Published with permission of The American Independent Foundation.

Reprinted with permission from MediaMatters

Just last month, The Washington Post published investigative reporter Craig Whitlock’s bombshell report exposing dark truths about the war in Afghanistan. The six-part series offered a blistering look at the disparities between what the U.S government knew to be true and what it told the public. This evidence — along with the long history of the government lying to justify armed conflict — should give journalists pause when considering how they cover escalating tensions with Iran.

“U.S. officials failed to tell the truth about the war in Afghanistan throughout the 18-year campaign, making rosy pronouncements they knew to be false and hiding unmistakable evidence the war had become unwinnable,” Whitlock wrote in the project’s opening, based on government documents with interviews of “more than 400 insiders.”

“If the American people knew the magnitude of this dysfunction … 2,400 lives lost. Who will say this was in vain?” Ret. U.S. Army Lt. Gen. Douglas Lute, the White House war czar for Afghanistan between 2007 and 2013, is quoted as saying in one of the documents Whitlock obtained. 

“Several of those interviewed described explicit and sustained efforts by the U.S. government to deliberately mislead the public, Whitlock wrote. “They said it was common at military headquarters in Kabul — and at the White House — to distort statistics to make it appear the United States was winning the war when that was not the case.”

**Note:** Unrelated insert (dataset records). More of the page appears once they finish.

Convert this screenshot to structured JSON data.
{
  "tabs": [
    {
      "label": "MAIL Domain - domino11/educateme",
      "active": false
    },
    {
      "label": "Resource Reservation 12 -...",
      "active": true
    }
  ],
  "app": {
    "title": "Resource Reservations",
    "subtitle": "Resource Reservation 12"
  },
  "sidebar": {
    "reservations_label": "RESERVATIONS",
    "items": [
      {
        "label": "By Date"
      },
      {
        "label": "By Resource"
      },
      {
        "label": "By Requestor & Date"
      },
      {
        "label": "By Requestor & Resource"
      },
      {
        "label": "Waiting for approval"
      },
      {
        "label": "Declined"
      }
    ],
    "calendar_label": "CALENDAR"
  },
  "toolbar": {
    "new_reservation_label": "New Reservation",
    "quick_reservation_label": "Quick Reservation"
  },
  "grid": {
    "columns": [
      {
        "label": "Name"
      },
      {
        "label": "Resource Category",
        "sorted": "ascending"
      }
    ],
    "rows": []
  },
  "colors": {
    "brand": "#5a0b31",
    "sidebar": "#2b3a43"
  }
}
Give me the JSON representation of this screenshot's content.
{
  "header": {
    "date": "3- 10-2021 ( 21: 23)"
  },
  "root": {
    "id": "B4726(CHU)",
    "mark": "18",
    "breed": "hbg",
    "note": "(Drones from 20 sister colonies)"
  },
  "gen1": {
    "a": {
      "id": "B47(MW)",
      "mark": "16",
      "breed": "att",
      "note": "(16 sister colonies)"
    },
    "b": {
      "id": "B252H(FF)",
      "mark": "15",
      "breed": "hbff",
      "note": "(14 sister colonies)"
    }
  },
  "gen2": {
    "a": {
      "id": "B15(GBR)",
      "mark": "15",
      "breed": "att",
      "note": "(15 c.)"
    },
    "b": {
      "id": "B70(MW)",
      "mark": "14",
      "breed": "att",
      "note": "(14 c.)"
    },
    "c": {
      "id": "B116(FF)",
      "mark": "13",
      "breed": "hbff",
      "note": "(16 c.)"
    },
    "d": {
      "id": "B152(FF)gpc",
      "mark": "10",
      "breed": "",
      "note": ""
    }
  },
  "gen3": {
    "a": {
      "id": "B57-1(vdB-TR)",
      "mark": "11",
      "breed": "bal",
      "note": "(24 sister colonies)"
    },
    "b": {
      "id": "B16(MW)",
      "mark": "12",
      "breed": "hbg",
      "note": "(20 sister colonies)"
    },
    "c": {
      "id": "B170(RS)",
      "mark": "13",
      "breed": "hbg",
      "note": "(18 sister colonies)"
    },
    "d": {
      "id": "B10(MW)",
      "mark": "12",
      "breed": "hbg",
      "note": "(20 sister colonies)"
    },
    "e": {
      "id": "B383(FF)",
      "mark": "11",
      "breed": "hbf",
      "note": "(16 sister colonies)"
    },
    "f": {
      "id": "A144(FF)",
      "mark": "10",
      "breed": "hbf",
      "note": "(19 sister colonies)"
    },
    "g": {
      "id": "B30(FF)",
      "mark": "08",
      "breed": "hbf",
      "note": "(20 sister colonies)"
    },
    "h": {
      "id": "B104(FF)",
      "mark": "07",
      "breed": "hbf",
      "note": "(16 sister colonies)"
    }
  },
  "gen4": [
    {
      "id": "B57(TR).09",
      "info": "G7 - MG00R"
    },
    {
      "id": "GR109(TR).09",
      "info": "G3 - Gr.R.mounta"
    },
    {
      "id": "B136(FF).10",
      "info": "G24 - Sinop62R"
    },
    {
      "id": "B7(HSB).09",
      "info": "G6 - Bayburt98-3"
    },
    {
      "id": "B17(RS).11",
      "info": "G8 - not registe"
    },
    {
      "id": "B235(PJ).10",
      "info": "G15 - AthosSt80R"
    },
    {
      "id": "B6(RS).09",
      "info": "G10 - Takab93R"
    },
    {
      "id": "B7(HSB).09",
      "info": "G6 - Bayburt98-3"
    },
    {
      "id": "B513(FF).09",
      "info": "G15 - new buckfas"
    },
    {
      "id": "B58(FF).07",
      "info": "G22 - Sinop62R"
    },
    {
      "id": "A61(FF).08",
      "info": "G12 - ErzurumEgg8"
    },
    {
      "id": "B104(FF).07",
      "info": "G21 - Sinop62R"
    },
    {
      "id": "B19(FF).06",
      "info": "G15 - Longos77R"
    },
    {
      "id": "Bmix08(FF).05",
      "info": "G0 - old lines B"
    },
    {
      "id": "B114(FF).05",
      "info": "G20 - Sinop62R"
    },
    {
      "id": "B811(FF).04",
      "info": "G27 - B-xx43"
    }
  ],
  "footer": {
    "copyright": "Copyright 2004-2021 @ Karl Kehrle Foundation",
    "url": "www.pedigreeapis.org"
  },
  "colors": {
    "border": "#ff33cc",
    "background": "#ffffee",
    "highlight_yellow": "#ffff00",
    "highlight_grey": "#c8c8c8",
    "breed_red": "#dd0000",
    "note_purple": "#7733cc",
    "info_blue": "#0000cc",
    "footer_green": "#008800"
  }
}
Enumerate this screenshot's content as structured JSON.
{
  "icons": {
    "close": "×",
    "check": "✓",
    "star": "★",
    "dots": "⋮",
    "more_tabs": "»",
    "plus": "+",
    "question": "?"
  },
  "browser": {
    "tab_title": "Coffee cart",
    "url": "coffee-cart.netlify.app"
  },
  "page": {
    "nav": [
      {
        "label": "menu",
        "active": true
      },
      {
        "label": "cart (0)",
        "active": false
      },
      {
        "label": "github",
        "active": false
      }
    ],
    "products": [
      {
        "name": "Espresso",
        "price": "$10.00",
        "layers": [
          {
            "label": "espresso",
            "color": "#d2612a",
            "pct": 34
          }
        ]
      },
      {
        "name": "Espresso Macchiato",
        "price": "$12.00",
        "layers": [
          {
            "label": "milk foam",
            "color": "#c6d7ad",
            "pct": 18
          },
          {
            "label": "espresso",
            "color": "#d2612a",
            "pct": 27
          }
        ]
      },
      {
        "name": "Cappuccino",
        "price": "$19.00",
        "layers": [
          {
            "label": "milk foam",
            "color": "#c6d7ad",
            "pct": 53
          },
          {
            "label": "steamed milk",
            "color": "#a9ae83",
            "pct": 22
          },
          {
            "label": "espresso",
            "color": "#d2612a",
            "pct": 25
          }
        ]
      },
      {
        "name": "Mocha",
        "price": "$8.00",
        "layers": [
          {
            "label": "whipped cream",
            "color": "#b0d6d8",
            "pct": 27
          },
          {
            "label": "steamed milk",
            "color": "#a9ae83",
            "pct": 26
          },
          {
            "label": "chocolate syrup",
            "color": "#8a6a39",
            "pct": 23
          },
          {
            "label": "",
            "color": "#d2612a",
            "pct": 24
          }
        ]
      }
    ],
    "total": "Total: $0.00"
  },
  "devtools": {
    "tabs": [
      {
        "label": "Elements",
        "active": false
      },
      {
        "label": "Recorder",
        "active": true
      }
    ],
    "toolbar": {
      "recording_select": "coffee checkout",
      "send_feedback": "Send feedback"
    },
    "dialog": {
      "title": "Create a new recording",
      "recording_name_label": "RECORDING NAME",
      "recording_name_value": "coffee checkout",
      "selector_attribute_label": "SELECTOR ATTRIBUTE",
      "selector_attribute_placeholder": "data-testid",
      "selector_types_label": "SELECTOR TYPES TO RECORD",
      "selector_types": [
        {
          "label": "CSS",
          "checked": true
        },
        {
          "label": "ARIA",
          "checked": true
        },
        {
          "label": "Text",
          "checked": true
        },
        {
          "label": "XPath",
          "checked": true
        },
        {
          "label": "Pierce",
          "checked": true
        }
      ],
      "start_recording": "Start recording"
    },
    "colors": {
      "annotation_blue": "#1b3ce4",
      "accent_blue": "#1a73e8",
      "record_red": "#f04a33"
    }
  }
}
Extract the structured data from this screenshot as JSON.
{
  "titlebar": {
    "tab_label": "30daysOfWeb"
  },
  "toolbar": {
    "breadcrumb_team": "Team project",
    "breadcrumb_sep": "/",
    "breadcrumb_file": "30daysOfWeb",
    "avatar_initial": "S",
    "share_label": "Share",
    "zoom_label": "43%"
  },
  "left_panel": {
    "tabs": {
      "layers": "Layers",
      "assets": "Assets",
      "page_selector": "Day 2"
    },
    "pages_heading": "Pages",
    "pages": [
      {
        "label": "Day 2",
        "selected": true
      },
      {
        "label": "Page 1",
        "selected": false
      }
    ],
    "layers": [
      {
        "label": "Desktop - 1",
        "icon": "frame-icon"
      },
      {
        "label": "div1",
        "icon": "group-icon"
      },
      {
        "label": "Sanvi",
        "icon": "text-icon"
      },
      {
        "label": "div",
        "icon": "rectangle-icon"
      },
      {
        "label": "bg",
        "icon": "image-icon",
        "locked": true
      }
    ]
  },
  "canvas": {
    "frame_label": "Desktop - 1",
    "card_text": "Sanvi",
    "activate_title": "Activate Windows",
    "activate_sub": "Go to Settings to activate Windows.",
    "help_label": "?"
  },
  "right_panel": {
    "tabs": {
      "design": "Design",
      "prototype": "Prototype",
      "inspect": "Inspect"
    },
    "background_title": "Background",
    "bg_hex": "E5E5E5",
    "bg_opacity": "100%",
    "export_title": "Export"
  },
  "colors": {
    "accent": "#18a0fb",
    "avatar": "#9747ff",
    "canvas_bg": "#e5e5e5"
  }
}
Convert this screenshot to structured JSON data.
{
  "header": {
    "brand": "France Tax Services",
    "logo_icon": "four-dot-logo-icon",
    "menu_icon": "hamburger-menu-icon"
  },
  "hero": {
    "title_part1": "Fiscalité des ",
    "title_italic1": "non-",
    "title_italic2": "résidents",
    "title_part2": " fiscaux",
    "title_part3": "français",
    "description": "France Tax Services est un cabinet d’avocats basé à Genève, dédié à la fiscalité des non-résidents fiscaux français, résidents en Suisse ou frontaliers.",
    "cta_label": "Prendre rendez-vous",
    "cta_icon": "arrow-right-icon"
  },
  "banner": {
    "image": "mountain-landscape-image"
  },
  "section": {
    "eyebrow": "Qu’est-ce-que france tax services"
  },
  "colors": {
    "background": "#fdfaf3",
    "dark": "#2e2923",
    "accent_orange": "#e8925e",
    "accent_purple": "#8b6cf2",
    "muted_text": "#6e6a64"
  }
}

As Media Matters reported at the time, network nightly news broadcasts largely ignored Whitlock’s report. Neither ABC’s World News Tonight nor NBC’s Nightly News covered the story in the days after it broke, while CBS Evening News devoted a single segment to it on December 9. Now, less than a month removed from the publication of concrete evidence that the U.S. government has been lying to the American people about an ongoing $2 trillion war that’s taken the lives of tens of thousands of Afghan civilians and more than 2,400 U.S. service members, we appear to be on the brink of another nebulously defined armed conflict, this time with Iran.

As news organizations cover this unfolding event, the public can only hope that publishers and broadcasters have learned to treat the government’s messaging and justification with due skepticism. Unfortunately, there’s already cause for concern.